Prompt: Every entry needs to be written out again exactly.

[Opening Data for analysis section]

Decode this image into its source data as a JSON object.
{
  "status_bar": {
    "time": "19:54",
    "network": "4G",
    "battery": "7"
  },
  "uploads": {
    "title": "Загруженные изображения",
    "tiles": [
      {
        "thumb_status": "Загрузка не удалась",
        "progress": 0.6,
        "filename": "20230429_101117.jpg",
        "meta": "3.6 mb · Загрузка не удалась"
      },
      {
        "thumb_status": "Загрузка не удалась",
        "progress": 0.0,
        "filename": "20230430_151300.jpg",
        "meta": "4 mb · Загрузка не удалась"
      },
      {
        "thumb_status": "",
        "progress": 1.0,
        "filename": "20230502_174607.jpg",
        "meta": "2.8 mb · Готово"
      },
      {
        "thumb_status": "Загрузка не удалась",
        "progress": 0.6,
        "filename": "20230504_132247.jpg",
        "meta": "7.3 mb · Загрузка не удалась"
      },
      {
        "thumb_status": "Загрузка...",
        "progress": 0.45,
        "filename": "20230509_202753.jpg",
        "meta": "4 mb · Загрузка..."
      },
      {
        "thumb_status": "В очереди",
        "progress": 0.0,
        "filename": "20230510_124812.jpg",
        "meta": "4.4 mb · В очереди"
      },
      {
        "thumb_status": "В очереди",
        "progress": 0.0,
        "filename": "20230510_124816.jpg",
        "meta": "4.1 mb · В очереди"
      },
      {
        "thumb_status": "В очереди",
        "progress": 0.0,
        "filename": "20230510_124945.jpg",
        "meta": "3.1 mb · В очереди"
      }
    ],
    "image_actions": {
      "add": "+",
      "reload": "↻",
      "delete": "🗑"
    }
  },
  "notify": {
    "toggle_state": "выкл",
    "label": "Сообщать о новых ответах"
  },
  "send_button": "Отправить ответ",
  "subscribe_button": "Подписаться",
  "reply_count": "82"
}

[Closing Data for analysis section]

Expected output:
Decode this image into its source data as a JSON object.
{
  "status_bar": {
    "time": "19:54",
    "network": "4G",
    "battery": "7"
  },
  "uploads": {
    "title": "Загруженные изображения",
    "tiles": [
      {
        "thumb_status": "Загрузка не удалась",
        "progress": 0.6,
        "filename": "20230429_101117.jpg",
        "meta": "3.6 mb · Загрузка не удалась"
      },
      {
        "thumb_status": "Загрузка не удалась",
        "progress": 0.0,
        "filename": "20230430_151300.jpg",
        "meta": "4 mb · Загрузка не удалась"
      },
      {
        "thumb_status": "",
        "progress": 1.0,
        "filename": "20230502_174607.jpg",
        "meta": "2.8 mb · Готово"
      },
      {
        "thumb_status": "Загрузка не удалась",
        "progress": 0.6,
        "filename": "20230504_132247.jpg",
        "meta": "7.3 mb · Загрузка не удалась"
      },
      {
        "thumb_status": "Загрузка...",
        "progress": 0.45,
        "filename": "20230509_202753.jpg",
        "meta": "4 mb · Загрузка..."
      },
      {
        "thumb_status": "В очереди",
        "progress": 0.0,
        "filename": "20230510_124812.jpg",
        "meta": "4.4 mb · В очереди"
      },
      {
        "thumb_status": "В очереди",
        "progress": 0.0,
        "filename": "20230510_124816.jpg",
        "meta": "4.1 mb · В очереди"
      },
      {
        "thumb_status": "В очереди",
        "progress": 0.0,
        "filename": "20230510_124945.jpg",
        "meta": "3.1 mb · В очереди"
      }
    ],
    "image_actions": {
      "add": "+",
      "reload": "↻",
      "delete": "🗑"
    }
  },
  "notify": {
    "toggle_state": "выкл",
    "label": "Сообщать о новых ответах"
  },
  "send_button": "Отправить ответ",
  "subscribe_button": "Подписаться",
  "reply_count": "82"
}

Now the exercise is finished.